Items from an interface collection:
§ §
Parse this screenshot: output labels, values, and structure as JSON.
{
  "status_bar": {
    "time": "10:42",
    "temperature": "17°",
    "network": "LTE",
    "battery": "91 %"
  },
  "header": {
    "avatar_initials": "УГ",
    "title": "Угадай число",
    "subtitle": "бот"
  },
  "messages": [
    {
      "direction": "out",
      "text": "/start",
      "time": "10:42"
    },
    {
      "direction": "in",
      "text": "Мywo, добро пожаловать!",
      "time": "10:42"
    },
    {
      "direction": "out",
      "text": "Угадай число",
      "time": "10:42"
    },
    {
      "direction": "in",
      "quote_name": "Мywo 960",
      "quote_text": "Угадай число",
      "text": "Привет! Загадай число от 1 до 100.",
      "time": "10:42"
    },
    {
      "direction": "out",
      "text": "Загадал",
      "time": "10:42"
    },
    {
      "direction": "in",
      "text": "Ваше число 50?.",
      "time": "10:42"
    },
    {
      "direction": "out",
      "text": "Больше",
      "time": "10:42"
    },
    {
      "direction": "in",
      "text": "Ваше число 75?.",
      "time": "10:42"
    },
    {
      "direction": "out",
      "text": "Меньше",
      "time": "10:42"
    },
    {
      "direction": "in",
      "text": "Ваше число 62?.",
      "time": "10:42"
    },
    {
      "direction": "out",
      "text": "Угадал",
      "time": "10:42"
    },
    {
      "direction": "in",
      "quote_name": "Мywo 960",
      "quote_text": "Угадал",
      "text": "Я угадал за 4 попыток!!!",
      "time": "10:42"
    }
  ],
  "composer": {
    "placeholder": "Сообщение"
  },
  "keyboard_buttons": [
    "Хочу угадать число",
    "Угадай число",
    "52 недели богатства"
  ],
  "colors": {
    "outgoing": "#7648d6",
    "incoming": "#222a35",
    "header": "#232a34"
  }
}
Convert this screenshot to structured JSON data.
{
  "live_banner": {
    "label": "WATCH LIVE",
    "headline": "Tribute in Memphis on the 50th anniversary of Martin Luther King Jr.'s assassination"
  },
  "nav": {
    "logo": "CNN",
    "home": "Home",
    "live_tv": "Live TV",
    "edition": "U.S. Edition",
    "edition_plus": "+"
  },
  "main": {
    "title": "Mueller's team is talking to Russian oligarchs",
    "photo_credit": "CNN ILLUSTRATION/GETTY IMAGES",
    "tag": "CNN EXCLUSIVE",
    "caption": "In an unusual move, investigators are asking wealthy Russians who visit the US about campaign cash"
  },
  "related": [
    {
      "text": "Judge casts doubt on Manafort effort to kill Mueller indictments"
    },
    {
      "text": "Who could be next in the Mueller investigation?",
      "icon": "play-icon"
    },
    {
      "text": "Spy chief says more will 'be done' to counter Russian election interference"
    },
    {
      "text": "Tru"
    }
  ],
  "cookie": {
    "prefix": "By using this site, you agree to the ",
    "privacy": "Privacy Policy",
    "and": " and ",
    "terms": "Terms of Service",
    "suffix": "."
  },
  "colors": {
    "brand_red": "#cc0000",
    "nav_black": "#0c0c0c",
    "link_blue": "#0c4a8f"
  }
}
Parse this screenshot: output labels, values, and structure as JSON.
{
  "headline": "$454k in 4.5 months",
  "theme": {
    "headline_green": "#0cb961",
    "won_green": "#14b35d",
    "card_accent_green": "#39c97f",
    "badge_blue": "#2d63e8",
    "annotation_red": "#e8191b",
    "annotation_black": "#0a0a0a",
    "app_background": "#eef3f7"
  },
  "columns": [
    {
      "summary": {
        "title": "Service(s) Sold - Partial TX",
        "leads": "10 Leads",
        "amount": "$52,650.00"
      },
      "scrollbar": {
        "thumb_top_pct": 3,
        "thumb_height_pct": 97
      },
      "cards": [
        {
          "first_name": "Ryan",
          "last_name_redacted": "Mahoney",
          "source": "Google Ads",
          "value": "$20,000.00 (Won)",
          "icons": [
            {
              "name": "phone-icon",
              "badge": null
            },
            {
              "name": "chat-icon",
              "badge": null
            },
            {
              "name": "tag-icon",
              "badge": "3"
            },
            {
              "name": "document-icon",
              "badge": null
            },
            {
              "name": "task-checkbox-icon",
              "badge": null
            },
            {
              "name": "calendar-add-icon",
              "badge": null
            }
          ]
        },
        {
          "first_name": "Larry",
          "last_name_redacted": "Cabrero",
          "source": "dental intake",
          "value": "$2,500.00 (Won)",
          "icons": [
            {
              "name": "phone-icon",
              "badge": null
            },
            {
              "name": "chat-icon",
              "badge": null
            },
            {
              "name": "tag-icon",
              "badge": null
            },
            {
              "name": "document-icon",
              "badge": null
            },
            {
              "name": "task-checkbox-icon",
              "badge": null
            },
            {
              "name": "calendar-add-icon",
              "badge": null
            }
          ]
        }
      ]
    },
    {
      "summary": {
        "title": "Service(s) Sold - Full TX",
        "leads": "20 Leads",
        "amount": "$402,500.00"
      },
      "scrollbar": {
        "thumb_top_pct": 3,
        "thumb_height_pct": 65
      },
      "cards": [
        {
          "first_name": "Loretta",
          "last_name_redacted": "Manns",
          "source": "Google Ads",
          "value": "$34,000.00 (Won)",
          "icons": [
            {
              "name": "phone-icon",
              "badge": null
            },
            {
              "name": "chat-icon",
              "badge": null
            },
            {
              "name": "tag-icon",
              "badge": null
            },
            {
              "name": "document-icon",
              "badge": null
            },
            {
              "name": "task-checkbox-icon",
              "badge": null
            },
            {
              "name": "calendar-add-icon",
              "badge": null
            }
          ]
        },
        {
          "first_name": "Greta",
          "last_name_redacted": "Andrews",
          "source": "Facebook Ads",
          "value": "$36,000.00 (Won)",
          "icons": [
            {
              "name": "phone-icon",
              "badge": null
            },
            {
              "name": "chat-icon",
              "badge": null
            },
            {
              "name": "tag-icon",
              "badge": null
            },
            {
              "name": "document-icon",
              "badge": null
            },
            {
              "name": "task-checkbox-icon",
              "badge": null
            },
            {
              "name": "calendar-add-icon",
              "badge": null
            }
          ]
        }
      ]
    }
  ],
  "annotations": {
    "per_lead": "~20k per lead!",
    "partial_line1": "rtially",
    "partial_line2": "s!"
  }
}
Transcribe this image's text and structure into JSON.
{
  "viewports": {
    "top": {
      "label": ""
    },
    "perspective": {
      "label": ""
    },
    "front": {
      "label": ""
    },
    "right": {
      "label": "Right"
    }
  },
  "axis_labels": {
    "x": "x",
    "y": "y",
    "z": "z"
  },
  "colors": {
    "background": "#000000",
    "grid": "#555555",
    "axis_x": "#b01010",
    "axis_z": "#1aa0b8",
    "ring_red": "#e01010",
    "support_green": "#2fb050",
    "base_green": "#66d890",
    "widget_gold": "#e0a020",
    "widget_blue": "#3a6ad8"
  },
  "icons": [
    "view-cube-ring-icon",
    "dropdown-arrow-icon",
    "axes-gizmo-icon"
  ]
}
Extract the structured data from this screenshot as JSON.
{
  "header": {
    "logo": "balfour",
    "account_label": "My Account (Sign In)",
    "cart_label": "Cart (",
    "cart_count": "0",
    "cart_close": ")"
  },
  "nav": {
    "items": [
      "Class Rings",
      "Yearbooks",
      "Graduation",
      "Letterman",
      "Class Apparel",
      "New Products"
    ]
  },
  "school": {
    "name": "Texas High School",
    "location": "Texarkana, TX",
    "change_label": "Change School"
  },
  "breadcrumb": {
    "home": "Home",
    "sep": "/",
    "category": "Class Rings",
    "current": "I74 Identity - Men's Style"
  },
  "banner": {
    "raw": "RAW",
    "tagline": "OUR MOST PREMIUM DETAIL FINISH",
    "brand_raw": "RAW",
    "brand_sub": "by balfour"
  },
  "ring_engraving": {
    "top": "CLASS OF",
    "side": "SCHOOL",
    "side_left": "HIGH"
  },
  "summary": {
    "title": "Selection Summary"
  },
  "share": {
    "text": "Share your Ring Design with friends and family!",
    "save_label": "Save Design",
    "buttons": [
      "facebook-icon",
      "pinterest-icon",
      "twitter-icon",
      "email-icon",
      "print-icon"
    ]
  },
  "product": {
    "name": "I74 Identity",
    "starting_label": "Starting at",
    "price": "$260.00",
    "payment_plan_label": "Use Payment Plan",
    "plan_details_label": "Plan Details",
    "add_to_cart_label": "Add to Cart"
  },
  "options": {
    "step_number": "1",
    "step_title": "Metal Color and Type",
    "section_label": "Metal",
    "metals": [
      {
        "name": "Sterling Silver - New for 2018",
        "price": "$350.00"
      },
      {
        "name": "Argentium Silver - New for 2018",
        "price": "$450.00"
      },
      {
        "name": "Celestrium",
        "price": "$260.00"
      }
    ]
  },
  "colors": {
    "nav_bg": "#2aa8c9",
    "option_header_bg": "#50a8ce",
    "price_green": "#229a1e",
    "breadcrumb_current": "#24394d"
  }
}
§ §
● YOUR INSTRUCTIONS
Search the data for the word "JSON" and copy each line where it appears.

● ANSWER TO THE EXERCISE
Parse this screenshot: output labels, values, and structure as JSON.
Convert this screenshot to structured JSON data.
Parse this screenshot: output labels, values, and structure as JSON.
Transcribe this image's text and structure into JSON.
Extract the structured data from this screenshot as JSON.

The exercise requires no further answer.